Before copying, set the pictures aside; then repeat every line below verbatim.

Start of Information shown

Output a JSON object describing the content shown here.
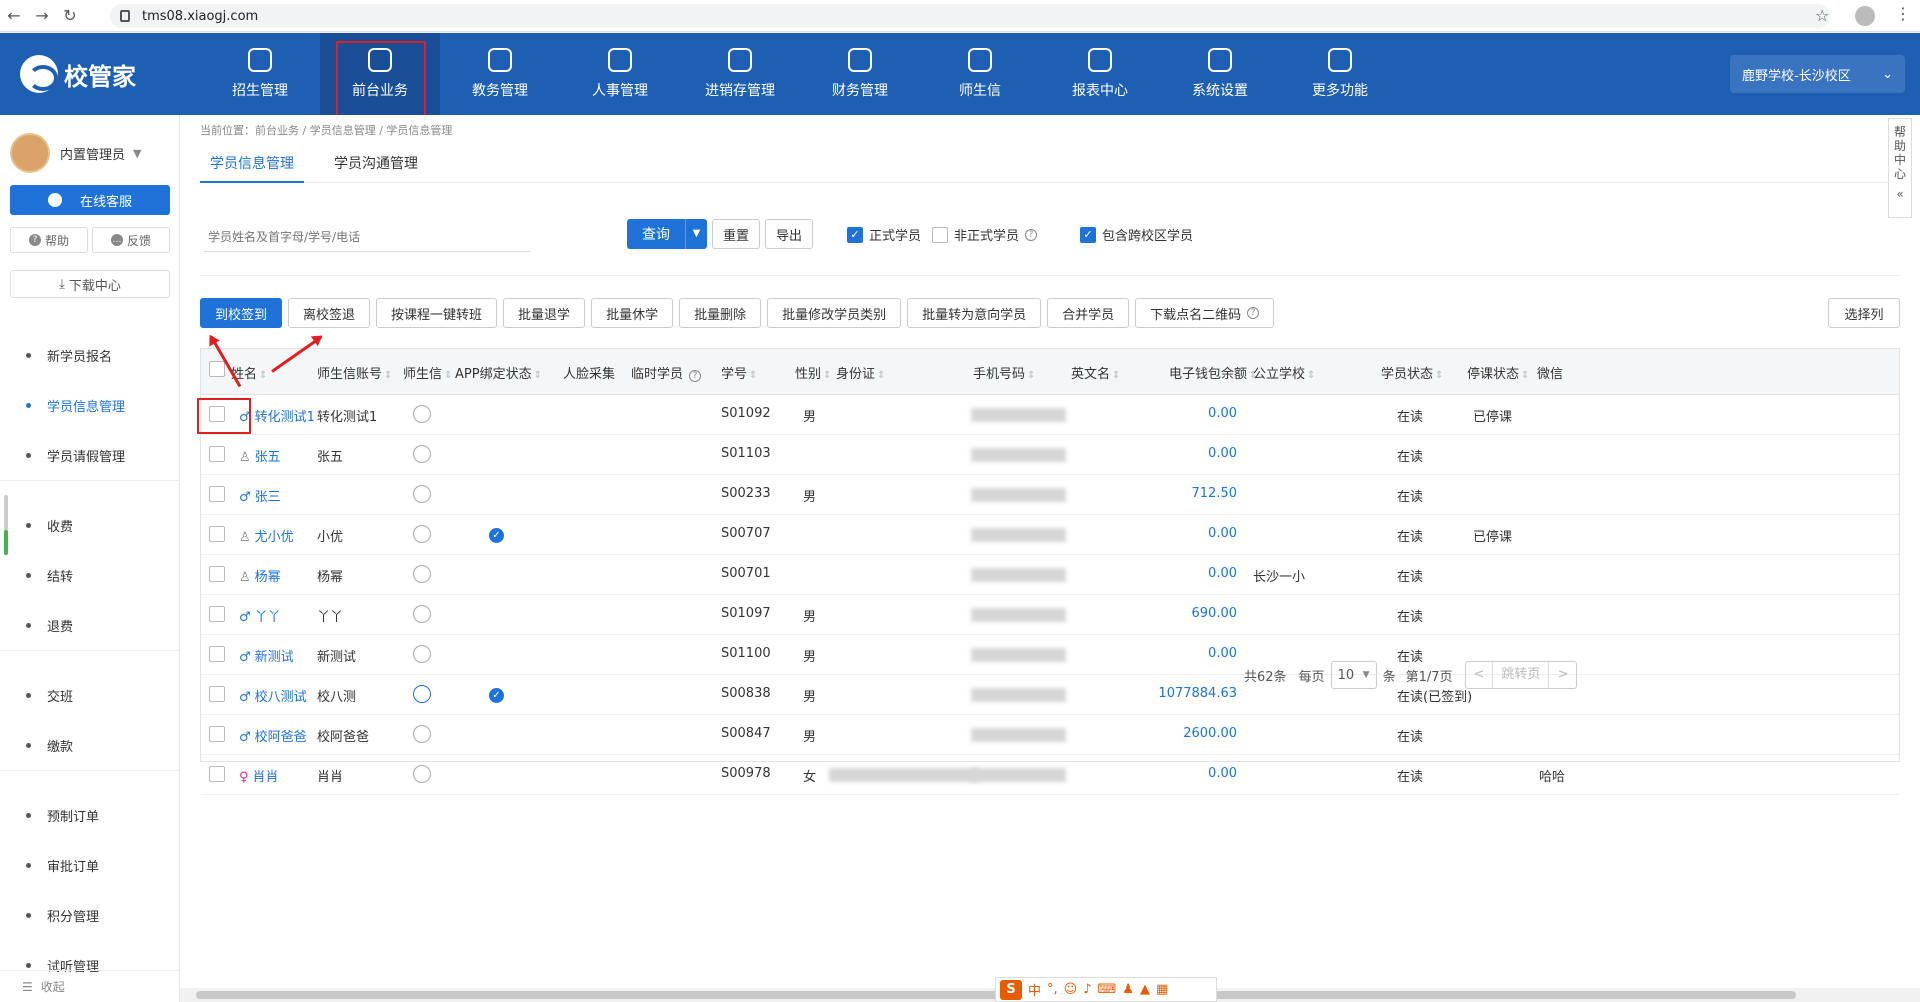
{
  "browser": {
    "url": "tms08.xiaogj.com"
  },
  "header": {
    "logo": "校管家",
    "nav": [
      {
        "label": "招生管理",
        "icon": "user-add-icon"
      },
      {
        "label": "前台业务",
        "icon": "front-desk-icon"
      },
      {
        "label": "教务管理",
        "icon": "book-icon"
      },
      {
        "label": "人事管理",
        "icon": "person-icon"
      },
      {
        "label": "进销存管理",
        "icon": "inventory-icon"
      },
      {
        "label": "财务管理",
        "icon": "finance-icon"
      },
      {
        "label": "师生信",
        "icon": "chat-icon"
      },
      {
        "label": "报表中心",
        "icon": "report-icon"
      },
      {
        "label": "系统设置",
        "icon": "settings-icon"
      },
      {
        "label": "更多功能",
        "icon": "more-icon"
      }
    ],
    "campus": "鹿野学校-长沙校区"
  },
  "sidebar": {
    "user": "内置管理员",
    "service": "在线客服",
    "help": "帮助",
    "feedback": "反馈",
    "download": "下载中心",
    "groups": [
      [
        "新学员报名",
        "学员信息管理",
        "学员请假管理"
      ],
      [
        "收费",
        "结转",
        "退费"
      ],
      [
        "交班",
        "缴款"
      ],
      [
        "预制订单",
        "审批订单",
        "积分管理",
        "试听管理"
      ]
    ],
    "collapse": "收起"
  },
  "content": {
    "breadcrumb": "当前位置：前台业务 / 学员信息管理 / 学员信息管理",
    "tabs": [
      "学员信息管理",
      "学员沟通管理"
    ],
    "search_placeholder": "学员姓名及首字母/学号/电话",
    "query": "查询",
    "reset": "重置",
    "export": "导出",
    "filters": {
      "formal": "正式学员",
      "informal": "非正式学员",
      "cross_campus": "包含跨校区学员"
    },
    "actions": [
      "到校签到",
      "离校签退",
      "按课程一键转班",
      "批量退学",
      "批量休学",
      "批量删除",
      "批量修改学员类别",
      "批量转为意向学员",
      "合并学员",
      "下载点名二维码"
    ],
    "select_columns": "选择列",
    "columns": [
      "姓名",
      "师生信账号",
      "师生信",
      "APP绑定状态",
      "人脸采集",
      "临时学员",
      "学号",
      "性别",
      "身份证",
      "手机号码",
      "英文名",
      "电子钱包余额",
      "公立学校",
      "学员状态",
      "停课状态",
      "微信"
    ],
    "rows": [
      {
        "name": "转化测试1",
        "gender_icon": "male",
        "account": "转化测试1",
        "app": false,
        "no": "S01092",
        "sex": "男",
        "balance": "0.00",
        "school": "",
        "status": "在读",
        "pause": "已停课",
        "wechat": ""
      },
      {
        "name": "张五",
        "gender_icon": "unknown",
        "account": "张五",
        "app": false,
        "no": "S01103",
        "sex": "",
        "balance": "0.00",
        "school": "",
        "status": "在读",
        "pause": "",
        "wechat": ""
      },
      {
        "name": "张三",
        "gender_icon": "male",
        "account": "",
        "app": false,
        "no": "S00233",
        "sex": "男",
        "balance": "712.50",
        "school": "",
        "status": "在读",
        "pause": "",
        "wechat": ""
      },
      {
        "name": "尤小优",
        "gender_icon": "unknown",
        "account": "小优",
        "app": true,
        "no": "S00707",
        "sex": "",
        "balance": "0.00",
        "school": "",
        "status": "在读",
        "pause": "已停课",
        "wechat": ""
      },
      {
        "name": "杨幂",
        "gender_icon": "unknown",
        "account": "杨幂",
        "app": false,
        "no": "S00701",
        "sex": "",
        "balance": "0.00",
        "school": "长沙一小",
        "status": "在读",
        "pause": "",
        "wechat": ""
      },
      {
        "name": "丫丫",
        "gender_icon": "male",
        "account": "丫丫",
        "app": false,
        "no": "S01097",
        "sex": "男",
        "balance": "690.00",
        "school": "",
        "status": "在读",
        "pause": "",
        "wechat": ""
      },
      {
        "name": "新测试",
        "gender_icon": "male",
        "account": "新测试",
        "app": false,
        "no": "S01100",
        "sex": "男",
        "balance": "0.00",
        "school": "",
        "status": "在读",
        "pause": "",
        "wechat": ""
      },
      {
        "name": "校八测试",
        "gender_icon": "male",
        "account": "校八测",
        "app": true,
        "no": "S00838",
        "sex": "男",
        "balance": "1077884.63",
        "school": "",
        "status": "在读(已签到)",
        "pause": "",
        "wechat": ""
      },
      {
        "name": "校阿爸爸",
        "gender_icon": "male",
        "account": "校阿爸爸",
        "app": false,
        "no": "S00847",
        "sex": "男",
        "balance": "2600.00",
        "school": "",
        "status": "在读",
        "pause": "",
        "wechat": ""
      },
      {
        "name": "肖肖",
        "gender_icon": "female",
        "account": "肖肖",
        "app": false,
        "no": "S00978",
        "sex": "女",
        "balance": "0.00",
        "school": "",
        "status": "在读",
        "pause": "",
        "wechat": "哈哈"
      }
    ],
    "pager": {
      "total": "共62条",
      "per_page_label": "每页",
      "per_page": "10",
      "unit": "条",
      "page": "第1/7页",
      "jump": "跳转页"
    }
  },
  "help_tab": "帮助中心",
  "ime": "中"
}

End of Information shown

> _Solution below_:
Output a JSON object describing the content shown here.
{
  "browser": {
    "url": "tms08.xiaogj.com"
  },
  "header": {
    "logo": "校管家",
    "nav": [
      {
        "label": "招生管理",
        "icon": "user-add-icon"
      },
      {
        "label": "前台业务",
        "icon": "front-desk-icon"
      },
      {
        "label": "教务管理",
        "icon": "book-icon"
      },
      {
        "label": "人事管理",
        "icon": "person-icon"
      },
      {
        "label": "进销存管理",
        "icon": "inventory-icon"
      },
      {
        "label": "财务管理",
        "icon": "finance-icon"
      },
      {
        "label": "师生信",
        "icon": "chat-icon"
      },
      {
        "label": "报表中心",
        "icon": "report-icon"
      },
      {
        "label": "系统设置",
        "icon": "settings-icon"
      },
      {
        "label": "更多功能",
        "icon": "more-icon"
      }
    ],
    "campus": "鹿野学校-长沙校区"
  },
  "sidebar": {
    "user": "内置管理员",
    "service": "在线客服",
    "help": "帮助",
    "feedback": "反馈",
    "download": "下载中心",
    "groups": [
      [
        "新学员报名",
        "学员信息管理",
        "学员请假管理"
      ],
      [
        "收费",
        "结转",
        "退费"
      ],
      [
        "交班",
        "缴款"
      ],
      [
        "预制订单",
        "审批订单",
        "积分管理",
        "试听管理"
      ]
    ],
    "collapse": "收起"
  },
  "content": {
    "breadcrumb": "当前位置：前台业务 / 学员信息管理 / 学员信息管理",
    "tabs": [
      "学员信息管理",
      "学员沟通管理"
    ],
    "search_placeholder": "学员姓名及首字母/学号/电话",
    "query": "查询",
    "reset": "重置",
    "export": "导出",
    "filters": {
      "formal": "正式学员",
      "informal": "非正式学员",
      "cross_campus": "包含跨校区学员"
    },
    "actions": [
      "到校签到",
      "离校签退",
      "按课程一键转班",
      "批量退学",
      "批量休学",
      "批量删除",
      "批量修改学员类别",
      "批量转为意向学员",
      "合并学员",
      "下载点名二维码"
    ],
    "select_columns": "选择列",
    "columns": [
      "姓名",
      "师生信账号",
      "师生信",
      "APP绑定状态",
      "人脸采集",
      "临时学员",
      "学号",
      "性别",
      "身份证",
      "手机号码",
      "英文名",
      "电子钱包余额",
      "公立学校",
      "学员状态",
      "停课状态",
      "微信"
    ],
    "rows": [
      {
        "name": "转化测试1",
        "gender_icon": "male",
        "account": "转化测试1",
        "app": false,
        "no": "S01092",
        "sex": "男",
        "balance": "0.00",
        "school": "",
        "status": "在读",
        "pause": "已停课",
        "wechat": ""
      },
      {
        "name": "张五",
        "gender_icon": "unknown",
        "account": "张五",
        "app": false,
        "no": "S01103",
        "sex": "",
        "balance": "0.00",
        "school": "",
        "status": "在读",
        "pause": "",
        "wechat": ""
      },
      {
        "name": "张三",
        "gender_icon": "male",
        "account": "",
        "app": false,
        "no": "S00233",
        "sex": "男",
        "balance": "712.50",
        "school": "",
        "status": "在读",
        "pause": "",
        "wechat": ""
      },
      {
        "name": "尤小优",
        "gender_icon": "unknown",
        "account": "小优",
        "app": true,
        "no": "S00707",
        "sex": "",
        "balance": "0.00",
        "school": "",
        "status": "在读",
        "pause": "已停课",
        "wechat": ""
      },
      {
        "name": "杨幂",
        "gender_icon": "unknown",
        "account": "杨幂",
        "app": false,
        "no": "S00701",
        "sex": "",
        "balance": "0.00",
        "school": "长沙一小",
        "status": "在读",
        "pause": "",
        "wechat": ""
      },
      {
        "name": "丫丫",
        "gender_icon": "male",
        "account": "丫丫",
        "app": false,
        "no": "S01097",
        "sex": "男",
        "balance": "690.00",
        "school": "",
        "status": "在读",
        "pause": "",
        "wechat": ""
      },
      {
        "name": "新测试",
        "gender_icon": "male",
        "account": "新测试",
        "app": false,
        "no": "S01100",
        "sex": "男",
        "balance": "0.00",
        "school": "",
        "status": "在读",
        "pause": "",
        "wechat": ""
      },
      {
        "name": "校八测试",
        "gender_icon": "male",
        "account": "校八测",
        "app": true,
        "no": "S00838",
        "sex": "男",
        "balance": "1077884.63",
        "school": "",
        "status": "在读(已签到)",
        "pause": "",
        "wechat": ""
      },
      {
        "name": "校阿爸爸",
        "gender_icon": "male",
        "account": "校阿爸爸",
        "app": false,
        "no": "S00847",
        "sex": "男",
        "balance": "2600.00",
        "school": "",
        "status": "在读",
        "pause": "",
        "wechat": ""
      },
      {
        "name": "肖肖",
        "gender_icon": "female",
        "account": "肖肖",
        "app": false,
        "no": "S00978",
        "sex": "女",
        "balance": "0.00",
        "school": "",
        "status": "在读",
        "pause": "",
        "wechat": "哈哈"
      }
    ],
    "pager": {
      "total": "共62条",
      "per_page_label": "每页",
      "per_page": "10",
      "unit": "条",
      "page": "第1/7页",
      "jump": "跳转页"
    }
  },
  "help_tab": "帮助中心",
  "ime": "中"
}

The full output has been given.